Optimization is exciting.
Pipelines are what fascinate me about the world. Top to bottom maps of products in, product out are exciting. If you analyze pipelines from one business, you can take the lessons learned from other seemingly unrelated businesses. If you’re not learning lessons from and stealing from others, you’re probably doing it wrong.
Alternatively, as part of Toyota’s philosophy is a process of continuous improvement called Kaizen. The concept is essentially that the people doing the work, make continuous improvements in their process. Everyone is working towards the same goal and everyone has input on how to make everything work more efficiently. There’s more to it. Read about it at the website for the Kaizen Institute.

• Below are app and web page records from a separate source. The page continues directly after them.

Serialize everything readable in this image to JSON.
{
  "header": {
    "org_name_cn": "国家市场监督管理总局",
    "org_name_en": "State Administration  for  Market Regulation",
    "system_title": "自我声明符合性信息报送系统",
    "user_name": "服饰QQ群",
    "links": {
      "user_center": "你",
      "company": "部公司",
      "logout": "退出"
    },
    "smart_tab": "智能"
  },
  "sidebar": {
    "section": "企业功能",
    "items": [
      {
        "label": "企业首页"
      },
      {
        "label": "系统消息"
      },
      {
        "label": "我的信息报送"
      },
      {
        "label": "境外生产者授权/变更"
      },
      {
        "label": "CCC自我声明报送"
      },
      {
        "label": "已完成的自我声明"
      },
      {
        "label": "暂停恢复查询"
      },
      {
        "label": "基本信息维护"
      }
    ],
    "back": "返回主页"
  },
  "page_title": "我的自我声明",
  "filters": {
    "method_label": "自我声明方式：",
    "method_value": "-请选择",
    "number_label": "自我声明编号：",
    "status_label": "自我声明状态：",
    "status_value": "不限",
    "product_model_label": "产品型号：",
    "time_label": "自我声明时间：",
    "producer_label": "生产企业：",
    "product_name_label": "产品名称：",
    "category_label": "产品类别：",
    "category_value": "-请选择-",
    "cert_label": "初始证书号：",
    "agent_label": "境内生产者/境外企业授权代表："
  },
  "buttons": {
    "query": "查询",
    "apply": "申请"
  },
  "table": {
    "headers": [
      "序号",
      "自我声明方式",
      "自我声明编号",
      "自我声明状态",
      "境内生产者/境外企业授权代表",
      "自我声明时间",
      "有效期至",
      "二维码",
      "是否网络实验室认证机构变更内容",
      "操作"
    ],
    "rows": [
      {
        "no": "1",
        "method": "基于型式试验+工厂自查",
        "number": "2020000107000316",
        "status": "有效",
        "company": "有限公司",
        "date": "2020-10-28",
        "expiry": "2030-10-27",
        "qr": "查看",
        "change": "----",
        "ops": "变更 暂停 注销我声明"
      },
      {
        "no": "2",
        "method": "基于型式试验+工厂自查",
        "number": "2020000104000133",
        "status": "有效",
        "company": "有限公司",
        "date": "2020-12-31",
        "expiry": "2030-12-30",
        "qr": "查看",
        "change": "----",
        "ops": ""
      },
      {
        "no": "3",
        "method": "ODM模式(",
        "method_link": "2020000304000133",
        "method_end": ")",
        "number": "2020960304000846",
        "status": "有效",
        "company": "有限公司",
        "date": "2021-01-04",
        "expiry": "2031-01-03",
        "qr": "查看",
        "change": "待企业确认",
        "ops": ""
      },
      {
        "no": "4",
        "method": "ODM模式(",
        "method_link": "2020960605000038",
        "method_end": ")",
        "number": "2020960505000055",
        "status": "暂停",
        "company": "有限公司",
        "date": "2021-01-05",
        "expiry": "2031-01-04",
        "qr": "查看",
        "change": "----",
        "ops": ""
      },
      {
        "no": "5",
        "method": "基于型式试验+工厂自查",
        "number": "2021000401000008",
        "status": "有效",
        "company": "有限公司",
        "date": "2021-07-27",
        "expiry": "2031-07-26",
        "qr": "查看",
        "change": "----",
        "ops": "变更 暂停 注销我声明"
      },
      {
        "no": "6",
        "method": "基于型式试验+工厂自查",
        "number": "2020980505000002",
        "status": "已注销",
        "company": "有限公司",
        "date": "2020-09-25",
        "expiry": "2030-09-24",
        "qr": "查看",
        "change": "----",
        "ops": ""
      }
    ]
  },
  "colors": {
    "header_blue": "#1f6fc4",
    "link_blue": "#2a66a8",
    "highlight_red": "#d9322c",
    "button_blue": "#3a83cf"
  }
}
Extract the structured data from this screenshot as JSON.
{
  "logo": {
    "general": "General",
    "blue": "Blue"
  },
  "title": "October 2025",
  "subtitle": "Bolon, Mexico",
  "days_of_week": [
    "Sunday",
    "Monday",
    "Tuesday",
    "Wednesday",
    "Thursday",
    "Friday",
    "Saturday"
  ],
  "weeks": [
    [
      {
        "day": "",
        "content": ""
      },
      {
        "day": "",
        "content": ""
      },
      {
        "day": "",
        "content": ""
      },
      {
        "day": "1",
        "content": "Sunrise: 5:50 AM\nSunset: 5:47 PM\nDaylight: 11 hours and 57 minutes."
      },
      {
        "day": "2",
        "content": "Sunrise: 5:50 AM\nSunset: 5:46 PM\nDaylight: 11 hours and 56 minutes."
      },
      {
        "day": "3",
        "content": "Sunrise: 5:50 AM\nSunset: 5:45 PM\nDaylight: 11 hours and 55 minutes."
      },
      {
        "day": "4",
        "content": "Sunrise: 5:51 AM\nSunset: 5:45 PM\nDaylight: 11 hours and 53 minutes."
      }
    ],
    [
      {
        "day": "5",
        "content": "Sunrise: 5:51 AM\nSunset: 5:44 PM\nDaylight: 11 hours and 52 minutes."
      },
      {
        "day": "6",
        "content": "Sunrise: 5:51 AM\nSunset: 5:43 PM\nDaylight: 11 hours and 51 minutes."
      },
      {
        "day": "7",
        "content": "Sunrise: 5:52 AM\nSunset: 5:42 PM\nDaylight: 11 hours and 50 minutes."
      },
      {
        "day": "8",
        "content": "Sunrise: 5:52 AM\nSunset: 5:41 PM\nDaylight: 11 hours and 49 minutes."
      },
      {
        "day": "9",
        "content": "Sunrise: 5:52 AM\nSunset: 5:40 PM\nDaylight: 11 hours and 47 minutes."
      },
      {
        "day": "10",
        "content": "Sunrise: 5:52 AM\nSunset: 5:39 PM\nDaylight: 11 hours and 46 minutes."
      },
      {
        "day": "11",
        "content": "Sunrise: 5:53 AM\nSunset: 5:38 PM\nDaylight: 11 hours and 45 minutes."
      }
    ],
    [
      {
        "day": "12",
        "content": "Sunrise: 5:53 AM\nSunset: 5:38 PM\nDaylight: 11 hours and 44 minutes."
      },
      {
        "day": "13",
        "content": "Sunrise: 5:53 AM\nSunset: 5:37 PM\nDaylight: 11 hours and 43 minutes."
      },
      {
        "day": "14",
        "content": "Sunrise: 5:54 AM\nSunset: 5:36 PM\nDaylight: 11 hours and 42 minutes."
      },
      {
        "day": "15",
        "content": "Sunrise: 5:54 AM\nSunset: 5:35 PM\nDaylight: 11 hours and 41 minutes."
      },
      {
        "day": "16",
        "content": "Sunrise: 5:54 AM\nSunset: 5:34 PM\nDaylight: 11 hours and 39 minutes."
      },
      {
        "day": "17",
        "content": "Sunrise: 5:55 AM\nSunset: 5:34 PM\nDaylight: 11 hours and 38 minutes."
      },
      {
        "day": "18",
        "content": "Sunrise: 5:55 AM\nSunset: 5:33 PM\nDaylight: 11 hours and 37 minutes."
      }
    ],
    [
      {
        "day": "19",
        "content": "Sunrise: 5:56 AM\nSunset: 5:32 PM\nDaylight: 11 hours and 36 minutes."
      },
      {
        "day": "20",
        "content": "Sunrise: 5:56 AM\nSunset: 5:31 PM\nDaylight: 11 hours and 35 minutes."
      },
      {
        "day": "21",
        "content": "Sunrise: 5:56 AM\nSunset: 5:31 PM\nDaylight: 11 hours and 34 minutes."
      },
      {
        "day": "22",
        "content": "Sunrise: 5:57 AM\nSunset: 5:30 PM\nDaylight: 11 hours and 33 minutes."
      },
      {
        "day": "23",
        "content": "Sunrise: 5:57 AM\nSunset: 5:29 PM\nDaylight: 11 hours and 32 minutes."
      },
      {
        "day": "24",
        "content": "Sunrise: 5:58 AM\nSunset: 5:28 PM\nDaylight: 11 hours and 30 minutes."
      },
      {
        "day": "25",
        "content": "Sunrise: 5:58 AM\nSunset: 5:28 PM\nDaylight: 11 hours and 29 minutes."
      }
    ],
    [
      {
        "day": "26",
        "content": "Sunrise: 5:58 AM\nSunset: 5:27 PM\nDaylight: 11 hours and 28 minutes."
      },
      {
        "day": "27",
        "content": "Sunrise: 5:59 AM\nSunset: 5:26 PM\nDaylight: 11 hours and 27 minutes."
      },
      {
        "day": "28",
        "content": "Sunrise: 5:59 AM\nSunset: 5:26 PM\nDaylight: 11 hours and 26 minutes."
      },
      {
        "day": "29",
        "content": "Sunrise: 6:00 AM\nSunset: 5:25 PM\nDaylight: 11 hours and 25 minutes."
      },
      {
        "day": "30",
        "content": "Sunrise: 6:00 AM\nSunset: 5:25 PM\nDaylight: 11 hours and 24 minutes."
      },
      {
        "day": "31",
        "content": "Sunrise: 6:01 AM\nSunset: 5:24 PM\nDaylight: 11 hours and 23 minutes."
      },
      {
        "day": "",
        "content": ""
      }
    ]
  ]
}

The article I’m linking to above is talking about something called back-propagation in Deep Learning. For the purposes of the article, you don’t need to understand anything about neural networks. The article vaguely describes what they are and how lessons already used in modern computer chip architecture can be used to speed up AI processing. The beauty of the article lies in that while your business may not have anything to do with computers, processor architecture has some great lessons that you can apply to your business and efficiency. It very quickly describes how you could change and adapt your product pipeline to be more productive with the same amount of team members.